- **What is needed**
Check every line of the data for the word "shield", and copy those that have it.

/---

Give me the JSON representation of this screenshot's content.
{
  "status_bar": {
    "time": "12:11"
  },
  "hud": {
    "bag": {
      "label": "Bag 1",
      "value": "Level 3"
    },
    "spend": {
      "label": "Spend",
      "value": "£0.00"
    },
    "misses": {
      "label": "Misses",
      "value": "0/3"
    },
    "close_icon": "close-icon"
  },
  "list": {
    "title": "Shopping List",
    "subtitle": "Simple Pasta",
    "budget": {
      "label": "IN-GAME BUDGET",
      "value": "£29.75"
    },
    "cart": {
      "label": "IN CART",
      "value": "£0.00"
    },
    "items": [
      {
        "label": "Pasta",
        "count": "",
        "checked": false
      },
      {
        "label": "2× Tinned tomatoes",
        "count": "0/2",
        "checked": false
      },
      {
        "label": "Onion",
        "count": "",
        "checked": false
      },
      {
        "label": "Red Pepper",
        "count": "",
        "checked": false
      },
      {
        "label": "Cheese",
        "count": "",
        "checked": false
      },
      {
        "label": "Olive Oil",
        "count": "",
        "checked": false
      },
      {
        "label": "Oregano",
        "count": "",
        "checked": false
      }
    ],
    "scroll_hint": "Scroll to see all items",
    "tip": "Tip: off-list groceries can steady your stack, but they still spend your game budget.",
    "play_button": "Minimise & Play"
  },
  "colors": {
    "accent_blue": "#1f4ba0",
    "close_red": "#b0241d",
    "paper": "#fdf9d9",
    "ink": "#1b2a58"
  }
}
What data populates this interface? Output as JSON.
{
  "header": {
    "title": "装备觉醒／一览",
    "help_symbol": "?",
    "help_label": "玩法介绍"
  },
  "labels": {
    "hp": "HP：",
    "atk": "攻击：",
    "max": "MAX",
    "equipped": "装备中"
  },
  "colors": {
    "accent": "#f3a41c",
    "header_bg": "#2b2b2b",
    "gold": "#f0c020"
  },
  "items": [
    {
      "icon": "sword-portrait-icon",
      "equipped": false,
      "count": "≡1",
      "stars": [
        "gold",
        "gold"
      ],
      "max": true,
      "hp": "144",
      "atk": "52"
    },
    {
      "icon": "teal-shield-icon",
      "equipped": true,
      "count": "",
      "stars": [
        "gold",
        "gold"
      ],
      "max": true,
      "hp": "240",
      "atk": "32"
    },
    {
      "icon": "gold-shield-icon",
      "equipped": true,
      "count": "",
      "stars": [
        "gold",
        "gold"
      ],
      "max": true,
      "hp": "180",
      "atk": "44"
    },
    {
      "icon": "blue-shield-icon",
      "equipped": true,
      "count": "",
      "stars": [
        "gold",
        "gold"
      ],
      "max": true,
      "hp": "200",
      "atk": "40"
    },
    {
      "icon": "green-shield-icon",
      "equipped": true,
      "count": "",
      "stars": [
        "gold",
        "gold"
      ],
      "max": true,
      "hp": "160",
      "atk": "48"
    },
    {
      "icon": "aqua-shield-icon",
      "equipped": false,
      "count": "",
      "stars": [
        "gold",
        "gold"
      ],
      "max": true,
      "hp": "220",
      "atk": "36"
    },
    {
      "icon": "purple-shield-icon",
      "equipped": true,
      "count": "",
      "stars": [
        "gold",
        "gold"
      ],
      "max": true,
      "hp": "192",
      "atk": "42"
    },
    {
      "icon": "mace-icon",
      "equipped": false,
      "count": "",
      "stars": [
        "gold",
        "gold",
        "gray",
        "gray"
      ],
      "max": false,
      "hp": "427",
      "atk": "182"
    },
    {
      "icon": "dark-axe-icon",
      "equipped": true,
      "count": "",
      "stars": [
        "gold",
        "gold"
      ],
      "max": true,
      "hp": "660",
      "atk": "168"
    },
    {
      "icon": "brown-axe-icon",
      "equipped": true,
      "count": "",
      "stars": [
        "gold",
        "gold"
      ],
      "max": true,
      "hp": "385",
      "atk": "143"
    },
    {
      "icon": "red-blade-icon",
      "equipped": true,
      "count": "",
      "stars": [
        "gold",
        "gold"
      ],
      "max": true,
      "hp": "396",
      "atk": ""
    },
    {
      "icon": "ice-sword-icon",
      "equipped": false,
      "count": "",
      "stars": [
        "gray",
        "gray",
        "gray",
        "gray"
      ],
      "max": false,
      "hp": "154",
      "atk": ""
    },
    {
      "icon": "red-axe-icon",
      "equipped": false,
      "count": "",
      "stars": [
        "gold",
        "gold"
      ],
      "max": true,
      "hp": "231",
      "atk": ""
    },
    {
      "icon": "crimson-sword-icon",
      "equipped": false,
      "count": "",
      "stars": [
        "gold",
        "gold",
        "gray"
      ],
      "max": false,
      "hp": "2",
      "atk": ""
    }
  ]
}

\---

- **Solution for this task**
      "icon": "teal-shield-icon",
      "icon": "gold-shield-icon",
      "icon": "blue-shield-icon",
      "icon": "green-shield-icon",
      "icon": "aqua-shield-icon",
      "icon": "purple-shield-icon",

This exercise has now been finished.